Public relations students embrace community, mentoring for success

February 09, 2021

UNIVERSITY PARK, Pa. — As a prospective student, Sydney Haykel accepted her offer of admission to Penn State sight unseen from her home in California. Even from afar, she felt a sense of community that swayed her decision — and that feeling was confirmed when she arrived on campus.

“It’s hard to describe, but the ‘We Are’ mentality comes through. It’s a culture thing,” she said. “Then, when we finally did end up visiting after I had accepted my offer it was clear.

“It’s a community and everyone wants to help each other. This isn’t me against you in class. And isn’t the point of learning helping each other to learn?”
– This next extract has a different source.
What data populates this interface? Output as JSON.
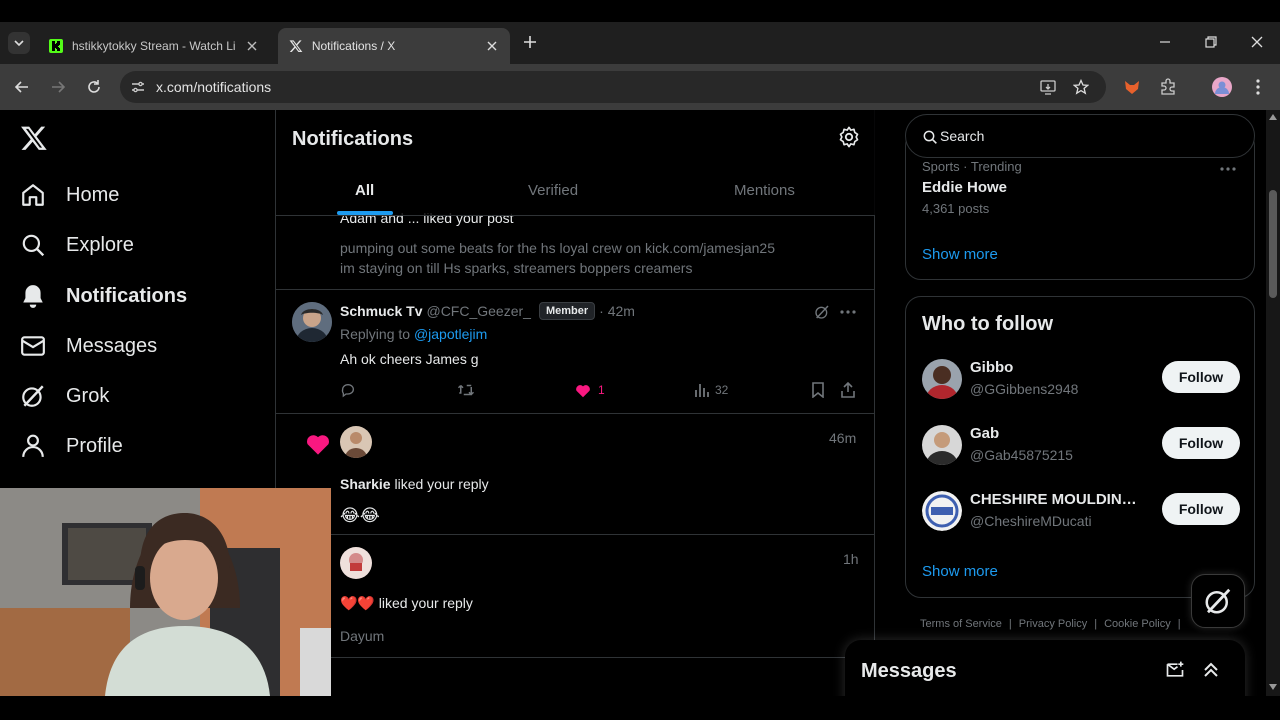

Haykel and her classmates put that mentality into practice the past several months. Members of a 400-level public relations class were challenged to enter the nationally competitive Outstanding Student Award competition conducted by PRWeek.

Five national finalists, including three from Penn State — Haykel, Jenna Silverblatt and Yunjing Zhang — were selected from hundreds of applicants across the nation. All three make their final pitches for the competition this week, with a nationwide winner announced in the coming weeks.

“It’s certainly an honor,” said Jenna Silverblatt, who earned her bachelor’s degree in December and was part of the class with Haykel and Yunjing Zhang last fall. “It shows the strength of our public relations program in general, and especially shows the commitment of Tara Wyckoff, our professor.”

All three Penn State finalists said the peer-review part of the process was helpful and important. This is the first time Penn State has had three finalists for the award.

“I loved the work and loved the process,” Zhang said. “It’s so exciting that three of us are finalists. There was point where I thought about just doing a simple paper and not much more, but I wanted to do my best and I knew that wasn’t enough.”

The annual competition this year challenged students to create a campaign for a sustainable shoe that would be launched during fashion week in New York City. Written entries could be no more than six pages, along with supplemental material not to exceed two pages. Entrants were encouraged to include a 60-second video as well.

Silverblatt built a campaign, “Soles of the City,” that relied on brand activations centered around New York City healthcare workers and integrated the pandemic narrative into Fashion Week. She lives in Allentown, Pennsylvania, and has been working as a junior associate at Gregory FCA, Philadelphia’s largest public relations firm, since graduation. 

“There was a lot to learn, a lot of work, to put together a campaign,” Silverblatt said. “Parts of it were new to me, but we were prepared well and encouraged throughout the process.”

Haykel’s campaign included influencers, gamification and art installations — showing a range of public relations strategy and tactics. Haykel serves as secretary of the Association for Women in Sports Media chapter on campus and is completing an internship with Penn State Athletics. She’s on track to graduate in May.

“My father asked me about this project, he knew it was completed in the fall, a couple days before I found out I was a finalist,” she said. “At the time, I told him there were hundreds of entries from across the country and it would be a surprise if mine advanced. But, surprise, it did.”

Zhang created a campaign, #NYFWInABox, that included activations and influencers to engage with the audience. An international student from China, she picked Penn State because of its apparent proximity to New York City (she has since learned it’s a little farther than it looks on the map) as well as the reputation of the Donald P. Bellisario College of Communications.

Along with her classes this semester, Zhang is completing a virtual internship with the Houston-based firm Pierpont Communications. She also serves as diversity and inclusion chair for the Public Relations Students Society of America chapter on campus. She plans to graduate in May as well.

“It was a lot of work, creating and researching, and then putting it all together,” Zhang said. “Honestly, it was the first time I’d worked through the night on a project. I’m glad I did, though.”

Wyckoff, an assistant teaching professor, challenges her students with group projects each fall, and then follows up with the individual effort for the PRWeek award. She strives to help students become the kinds of potential employees she would hire — and the students appreciate the consistent challenges and encouragement.

“It’s encouraging to me, too,” Wyckoff said. “All of the students pulled together strong campaigns, and I’m happy for them. I’m excited to see what’s next.”

Last Updated February 09, 2021